This tool allows students to rapidly develop a small game-like interactive experience with a minimal amount of coding.
St John’s University
Teaching computer coding to students of design presents a unique
context, with its own set of challenges. Design students may lack deep intrinsic
motivation toward the subject, perceiving code-related classes as unwelcome, stress-inducing
requirements in the curriculum. Additionally, they may be intimidated not only
by the task of coding in general, but also by the complexity of the software
development kits used by more experienced coders. Finally, the time and
cognitive load required to code even a small interactive project can be
daunting even to the most motivated learner.
Design students do, however, bring unique strengths to the
table. Designers are often highly motivated to learn tools that help them make
tangible creative pieces. They typically bring skills such as illustration,
photography, and project management to their work. And design students who have
internalized the lessons of working with grids, character styles, and similar visual
systems are primed to work with analogous systems in a coding context.
The Mini UnGame ENgine (MUGEN) is an attempt to bridge these
challenges and opportunities by presenting design students with a simple, pedagogically
rapidly develop a small game-like interactive experience with a minimal amount
of code. MUGEN offers teachers a flexible tool that can support an
instructional approach focused on visual design, or an approach focused more on
coding, or on an approach that balances the two.
This presentation will describe MUGEN’s aims and current
state of development, share tentative results of its first deployment in a
design classroom, and consider possibilities for future development and
applications of this pedagogical work-in-progress.
Graduate Communications Design

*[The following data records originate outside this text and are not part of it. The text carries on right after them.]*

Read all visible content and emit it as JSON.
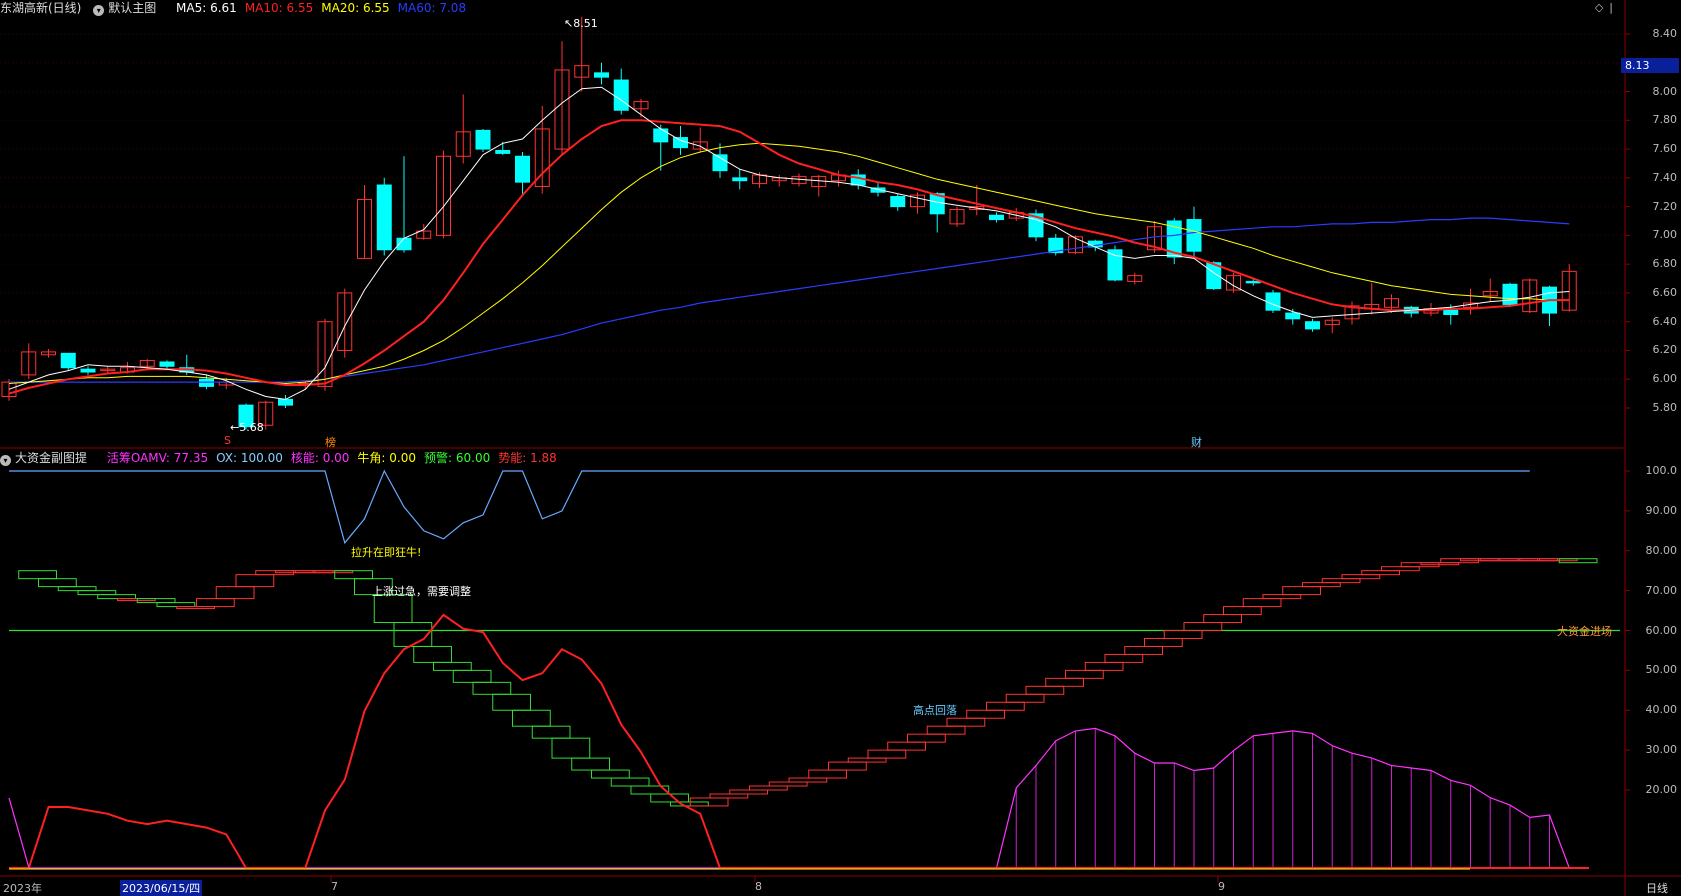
{
  "header": {
    "stock_name": "东湖高新(日线)",
    "main_chart": "默认主图",
    "ma": [
      {
        "label": "MA5: 6.61",
        "color": "#ffffff"
      },
      {
        "label": "MA10: 6.55",
        "color": "#ff2020"
      },
      {
        "label": "MA20: 6.55",
        "color": "#ffff00"
      },
      {
        "label": "MA60: 7.08",
        "color": "#2a3cff"
      }
    ]
  },
  "sub_header": {
    "title": "大资金副图提",
    "items": [
      {
        "label": "活筹OAMV: 77.35",
        "color": "#ff33ff"
      },
      {
        "label": "OX: 100.00",
        "color": "#88ccff"
      },
      {
        "label": "核能: 0.00",
        "color": "#ff33ff"
      },
      {
        "label": "牛角: 0.00",
        "color": "#ffff00"
      },
      {
        "label": "预警: 60.00",
        "color": "#33ff33"
      },
      {
        "label": "势能: 1.88",
        "color": "#ff3333"
      }
    ]
  },
  "price_axis": {
    "ticks": [
      "8.40",
      "8.20",
      "8.00",
      "7.80",
      "7.60",
      "7.40",
      "7.20",
      "7.00",
      "6.80",
      "6.60",
      "6.40",
      "6.20",
      "6.00",
      "5.80"
    ],
    "current": "8.13"
  },
  "sub_axis": {
    "ticks": [
      "100.0",
      "90.00",
      "80.00",
      "70.00",
      "60.00",
      "50.00",
      "40.00",
      "30.00",
      "20.00"
    ]
  },
  "x_axis": {
    "labels": [
      "2023年",
      "7",
      "8",
      "9"
    ],
    "selected": "2023/06/15/四",
    "period": "日线"
  },
  "annotations": {
    "high": "8.51",
    "low": "5.68",
    "lift": "拉升在即狂牛!",
    "overheat": "上涨过急，需要调整",
    "pullback": "高点回落",
    "big_money": "大资金进场"
  },
  "event_marks": [
    "S",
    "榜",
    "财"
  ],
  "chart_data": {
    "type": "candlestick",
    "ylim": [
      5.68,
      8.51
    ],
    "candles": [
      [
        5.88,
        5.98,
        5.85,
        6.0
      ],
      [
        6.03,
        6.19,
        6.0,
        6.25
      ],
      [
        6.17,
        6.19,
        6.15,
        6.21
      ],
      [
        6.18,
        6.08,
        6.06,
        6.18
      ],
      [
        6.07,
        6.05,
        6.03,
        6.09
      ],
      [
        6.06,
        6.07,
        6.04,
        6.09
      ],
      [
        6.05,
        6.08,
        6.04,
        6.12
      ],
      [
        6.09,
        6.13,
        6.06,
        6.14
      ],
      [
        6.12,
        6.09,
        6.07,
        6.13
      ],
      [
        6.08,
        6.05,
        6.03,
        6.17
      ],
      [
        6.0,
        5.95,
        5.93,
        6.03
      ],
      [
        5.96,
        5.98,
        5.93,
        6.01
      ],
      [
        5.82,
        5.67,
        5.65,
        5.83
      ],
      [
        5.68,
        5.84,
        5.65,
        5.85
      ],
      [
        5.86,
        5.82,
        5.8,
        5.89
      ],
      [
        5.96,
        5.97,
        5.93,
        5.99
      ],
      [
        5.95,
        6.4,
        5.92,
        6.42
      ],
      [
        6.2,
        6.6,
        6.15,
        6.63
      ],
      [
        6.84,
        7.25,
        6.84,
        7.35
      ],
      [
        7.35,
        6.9,
        6.86,
        7.4
      ],
      [
        6.98,
        6.9,
        6.88,
        7.55
      ],
      [
        6.98,
        7.03,
        6.97,
        7.08
      ],
      [
        7.0,
        7.55,
        6.98,
        7.59
      ],
      [
        7.55,
        7.72,
        7.5,
        7.98
      ],
      [
        7.73,
        7.6,
        7.58,
        7.74
      ],
      [
        7.59,
        7.57,
        7.56,
        7.65
      ],
      [
        7.55,
        7.37,
        7.28,
        7.58
      ],
      [
        7.34,
        7.74,
        7.29,
        7.9
      ],
      [
        7.6,
        8.15,
        7.56,
        8.35
      ],
      [
        8.1,
        8.18,
        8.0,
        8.52
      ],
      [
        8.13,
        8.1,
        8.05,
        8.2
      ],
      [
        8.08,
        7.87,
        7.84,
        8.16
      ],
      [
        7.88,
        7.93,
        7.82,
        7.95
      ],
      [
        7.74,
        7.65,
        7.45,
        7.77
      ],
      [
        7.68,
        7.61,
        7.56,
        7.76
      ],
      [
        7.6,
        7.65,
        7.58,
        7.75
      ],
      [
        7.56,
        7.45,
        7.4,
        7.64
      ],
      [
        7.4,
        7.38,
        7.32,
        7.46
      ],
      [
        7.36,
        7.42,
        7.33,
        7.44
      ],
      [
        7.38,
        7.4,
        7.34,
        7.42
      ],
      [
        7.36,
        7.41,
        7.34,
        7.43
      ],
      [
        7.34,
        7.41,
        7.27,
        7.42
      ],
      [
        7.38,
        7.42,
        7.34,
        7.45
      ],
      [
        7.42,
        7.35,
        7.32,
        7.46
      ],
      [
        7.33,
        7.3,
        7.27,
        7.37
      ],
      [
        7.27,
        7.2,
        7.17,
        7.29
      ],
      [
        7.2,
        7.28,
        7.15,
        7.3
      ],
      [
        7.29,
        7.15,
        7.02,
        7.3
      ],
      [
        7.08,
        7.18,
        7.06,
        7.2
      ],
      [
        7.18,
        7.2,
        7.14,
        7.35
      ],
      [
        7.14,
        7.11,
        7.09,
        7.16
      ],
      [
        7.12,
        7.16,
        7.1,
        7.19
      ],
      [
        7.15,
        6.99,
        6.96,
        7.18
      ],
      [
        6.98,
        6.88,
        6.86,
        7.01
      ],
      [
        6.88,
        6.99,
        6.87,
        7.0
      ],
      [
        6.96,
        6.92,
        6.89,
        6.97
      ],
      [
        6.9,
        6.69,
        6.68,
        6.93
      ],
      [
        6.68,
        6.72,
        6.66,
        6.74
      ],
      [
        6.9,
        7.06,
        6.88,
        7.1
      ],
      [
        7.1,
        6.85,
        6.8,
        7.12
      ],
      [
        7.11,
        6.89,
        6.85,
        7.2
      ],
      [
        6.81,
        6.63,
        6.62,
        6.82
      ],
      [
        6.62,
        6.72,
        6.6,
        6.74
      ],
      [
        6.68,
        6.67,
        6.65,
        6.7
      ],
      [
        6.6,
        6.48,
        6.46,
        6.62
      ],
      [
        6.46,
        6.42,
        6.38,
        6.49
      ],
      [
        6.4,
        6.35,
        6.33,
        6.42
      ],
      [
        6.38,
        6.41,
        6.32,
        6.43
      ],
      [
        6.42,
        6.51,
        6.38,
        6.54
      ],
      [
        6.49,
        6.52,
        6.45,
        6.67
      ],
      [
        6.5,
        6.56,
        6.46,
        6.59
      ],
      [
        6.5,
        6.46,
        6.43,
        6.51
      ],
      [
        6.46,
        6.49,
        6.44,
        6.53
      ],
      [
        6.48,
        6.45,
        6.38,
        6.52
      ],
      [
        6.5,
        6.53,
        6.45,
        6.63
      ],
      [
        6.58,
        6.61,
        6.54,
        6.7
      ],
      [
        6.66,
        6.52,
        6.5,
        6.67
      ],
      [
        6.47,
        6.69,
        6.46,
        6.7
      ],
      [
        6.64,
        6.46,
        6.37,
        6.65
      ],
      [
        6.48,
        6.75,
        6.47,
        6.8
      ]
    ],
    "ma5": [
      5.93,
      5.98,
      6.03,
      6.06,
      6.1,
      6.09,
      6.09,
      6.08,
      6.07,
      6.05,
      6.03,
      5.99,
      5.93,
      5.88,
      5.86,
      5.93,
      6.08,
      6.37,
      6.62,
      6.82,
      6.98,
      7.04,
      7.2,
      7.38,
      7.56,
      7.64,
      7.67,
      7.8,
      7.92,
      8.02,
      8.03,
      7.94,
      7.84,
      7.74,
      7.66,
      7.62,
      7.54,
      7.46,
      7.42,
      7.4,
      7.39,
      7.38,
      7.37,
      7.35,
      7.32,
      7.29,
      7.26,
      7.23,
      7.21,
      7.19,
      7.17,
      7.14,
      7.11,
      7.06,
      6.98,
      6.92,
      6.86,
      6.84,
      6.86,
      6.86,
      6.84,
      6.74,
      6.65,
      6.58,
      6.52,
      6.47,
      6.43,
      6.44,
      6.45,
      6.46,
      6.47,
      6.48,
      6.49,
      6.5,
      6.52,
      6.54,
      6.55,
      6.57,
      6.6,
      6.61
    ],
    "ma10": [
      5.9,
      5.94,
      5.97,
      6.0,
      6.02,
      6.04,
      6.05,
      6.07,
      6.07,
      6.07,
      6.06,
      6.04,
      6.01,
      5.98,
      5.96,
      5.96,
      5.97,
      6.03,
      6.11,
      6.2,
      6.3,
      6.4,
      6.55,
      6.74,
      6.94,
      7.11,
      7.28,
      7.43,
      7.56,
      7.67,
      7.76,
      7.8,
      7.8,
      7.79,
      7.78,
      7.77,
      7.76,
      7.72,
      7.64,
      7.56,
      7.5,
      7.46,
      7.42,
      7.4,
      7.37,
      7.35,
      7.32,
      7.28,
      7.25,
      7.22,
      7.19,
      7.16,
      7.13,
      7.09,
      7.05,
      7.02,
      6.99,
      6.95,
      6.92,
      6.88,
      6.85,
      6.8,
      6.75,
      6.7,
      6.65,
      6.6,
      6.56,
      6.52,
      6.5,
      6.49,
      6.48,
      6.48,
      6.48,
      6.49,
      6.49,
      6.5,
      6.51,
      6.53,
      6.55,
      6.55
    ],
    "ma20": [
      5.97,
      5.98,
      5.99,
      6.0,
      6.01,
      6.01,
      6.02,
      6.02,
      6.02,
      6.02,
      6.01,
      6.0,
      5.99,
      5.98,
      5.97,
      5.98,
      6.0,
      6.03,
      6.06,
      6.09,
      6.14,
      6.2,
      6.27,
      6.36,
      6.46,
      6.56,
      6.67,
      6.79,
      6.92,
      7.05,
      7.18,
      7.3,
      7.4,
      7.48,
      7.54,
      7.58,
      7.61,
      7.63,
      7.64,
      7.63,
      7.62,
      7.6,
      7.58,
      7.55,
      7.51,
      7.47,
      7.43,
      7.39,
      7.36,
      7.33,
      7.3,
      7.27,
      7.24,
      7.21,
      7.18,
      7.15,
      7.13,
      7.11,
      7.09,
      7.06,
      7.03,
      6.99,
      6.95,
      6.91,
      6.86,
      6.82,
      6.78,
      6.74,
      6.71,
      6.68,
      6.65,
      6.63,
      6.61,
      6.59,
      6.58,
      6.57,
      6.56,
      6.56,
      6.55,
      6.55
    ],
    "ma60": [
      5.98,
      5.98,
      5.98,
      5.98,
      5.98,
      5.98,
      5.98,
      5.98,
      5.98,
      5.98,
      5.98,
      5.98,
      5.98,
      5.98,
      5.98,
      5.99,
      6.0,
      6.02,
      6.04,
      6.06,
      6.08,
      6.1,
      6.13,
      6.16,
      6.19,
      6.22,
      6.25,
      6.28,
      6.31,
      6.35,
      6.39,
      6.42,
      6.45,
      6.48,
      6.5,
      6.53,
      6.55,
      6.57,
      6.59,
      6.61,
      6.63,
      6.65,
      6.67,
      6.69,
      6.71,
      6.73,
      6.75,
      6.77,
      6.79,
      6.81,
      6.83,
      6.85,
      6.87,
      6.89,
      6.91,
      6.93,
      6.95,
      6.97,
      6.99,
      7.0,
      7.02,
      7.03,
      7.04,
      7.05,
      7.06,
      7.06,
      7.07,
      7.08,
      7.08,
      7.09,
      7.09,
      7.1,
      7.11,
      7.11,
      7.12,
      7.12,
      7.11,
      7.1,
      7.09,
      7.08
    ],
    "sub_ylim": [
      0,
      100
    ],
    "ox": [
      100,
      100,
      100,
      100,
      100,
      100,
      100,
      100,
      100,
      100,
      100,
      100,
      100,
      100,
      100,
      100,
      100,
      82,
      88,
      100,
      91,
      85,
      83,
      87,
      89,
      100,
      100,
      88,
      90,
      100,
      100,
      100,
      100,
      100,
      100,
      100,
      100,
      100,
      100,
      100,
      100,
      100,
      100,
      100,
      100,
      100,
      100,
      100,
      100,
      100,
      100,
      100,
      100,
      100,
      100,
      100,
      100,
      100,
      100,
      100,
      100,
      100,
      100,
      100,
      100,
      100,
      100,
      100,
      100,
      100,
      100,
      100,
      100,
      100,
      100,
      100,
      100,
      100,
      100,
      100,
      100
    ],
    "shineng": [
      0,
      0,
      9,
      9,
      8,
      7,
      5,
      4,
      5,
      4,
      3,
      1,
      0,
      0,
      0,
      0,
      8,
      17,
      37,
      48,
      55,
      58,
      65,
      61,
      60,
      51,
      46,
      48,
      55,
      52,
      45,
      33,
      25,
      15,
      10,
      7,
      0,
      0,
      0,
      0,
      0,
      0,
      0,
      0,
      0,
      0,
      0,
      0,
      0,
      0,
      0,
      0,
      0,
      0,
      0,
      0,
      0,
      0,
      0,
      0,
      0,
      0,
      0,
      0,
      0,
      0,
      0,
      0,
      0,
      0,
      0,
      0,
      0,
      0,
      0,
      0,
      0,
      0,
      0,
      0,
      0
    ],
    "hexin": [
      0,
      0,
      0,
      0,
      0,
      0,
      0,
      0,
      0,
      0,
      0,
      0,
      0,
      0,
      0,
      0,
      0,
      0,
      0,
      0,
      0,
      0,
      0,
      0,
      0,
      0,
      0,
      0,
      0,
      0,
      0,
      0,
      0,
      0,
      0,
      0,
      0,
      0,
      0,
      0,
      0,
      0,
      0,
      0,
      0,
      0,
      0,
      0,
      0,
      0,
      0,
      13,
      22,
      32,
      36,
      37,
      34,
      27,
      23,
      23,
      20,
      21,
      28,
      34,
      35,
      36,
      35,
      30,
      27,
      25,
      22,
      21,
      20,
      16,
      14,
      9,
      6,
      1,
      2,
      0
    ],
    "oamv": [
      75,
      73,
      71,
      70,
      69,
      68,
      68,
      67,
      66,
      66,
      68,
      71,
      74,
      75,
      75,
      75,
      75,
      73,
      69,
      62,
      56,
      52,
      50,
      47,
      44,
      40,
      36,
      33,
      28,
      25,
      23,
      21,
      19,
      17,
      16,
      18,
      19,
      20,
      21,
      22,
      23,
      25,
      27,
      28,
      30,
      32,
      34,
      36,
      38,
      40,
      42,
      44,
      46,
      48,
      50,
      52,
      54,
      56,
      58,
      60,
      62,
      64,
      66,
      68,
      69,
      71,
      72,
      73,
      74,
      75,
      76,
      77,
      77,
      78,
      78,
      78,
      78,
      78,
      78,
      77,
      77
    ],
    "warning": 60,
    "hilight": 80
  }
}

“The Future of Employment”, published by the Oxford Martin School in 2013, predicts significant displacement of human labor forces over the coming two decades, as computerization and robotics continue to migrate from routine manual to non-routine cognitive tasks. While designers fare well in the study’s susceptibility-to-displacement rankings, we will need to establish new “complementarities” with the creative and social intelligence capabilities of cutting edge robotics if we are to thrive. The recent acquisition of Google xLab/Boston Dynamics and their proprioceptively advanced robots by Softbank, the Japanese inventor and domestic distributor of the emotionally responsive home companion “Pepper,” is just one indication of how quickly technological, market and social developments are converging to propel smart, autonomous machines into our everyday lives. These machines’ near-future capacity for causal reasoning and insight — and uncanny humanoid presence — will call upon designers’ expertise in shaping language, user experiences and interactions, all unique and generalist meta-cognitive skills that still define specific human advantages. Having shifted from a preoccupation with form to the construction of meaning, design practice — whether in communications, products or space planning — can seek to take additional steps in creating conversations, codifying behaviors, and defining new artifacts and physical ecosystems that are sensible, graspable and navigable to both humans and machines in innumerable settings. Moreover, by modeling positive speech and behavior, shared environments and common social values, designers, when creating and coexisting alongside autonomous machines, will do no less than encourage humans to recognize and cherish reciprocity, civility and labor.
Assistant Professor Communication Design
Myron E. Ullman, Jr. School of Design
University of Cincinnati
This presentation covers two implications for visual communication design education that stem from an action-centric view of screen-based interaction design. Brief excerpts of two student projects will be presented in support of the main theoretical argument. The premise, which will be taken for granted here, is that interaction can be accurately described in terms of action on malleable form. It follows from this that visual designers are well served by approaching screen based interaction design through the lens of information navigation, and that instructors can effectively constrain specific projects through action related variables.
The design of malleable screen form is predicated on basic human needs and entails unique but reoccurring communication design challenges. First, malleable form is not just an opportunity, it is a technical and human necessity—because digital devices can carry more information than they can display at once, their forms must be malleable. This also applies to screen-based control surfaces (e.g. a car dashboard) that have more functions than fit into a given rectangle. Second, malleable form entails the need to communicate the form’s malleability; as all screen form is malleable in some way, this communication need, or information navigation design problem, is very common. This makes it an appropriate foundation for studying interactivity in a visual design curriculum.
The action centric perspective also clarifies opportunities for defining project level constraints. An instructor can limit the kinds of forms allowed (type, photo, graphics, etc.), their capacity for transformation, and the kinds of input that affect these changes (clicks, swipes, drags, etc.). Such constraints can guide students into novel situations requiring thoughtful problem solving as opposed to interface convention regurgitation. Constraints can also be tailored to fit different prototyping technologies so that students can explore the limits of their materials while simultaneously engaging in human-centered problem solving.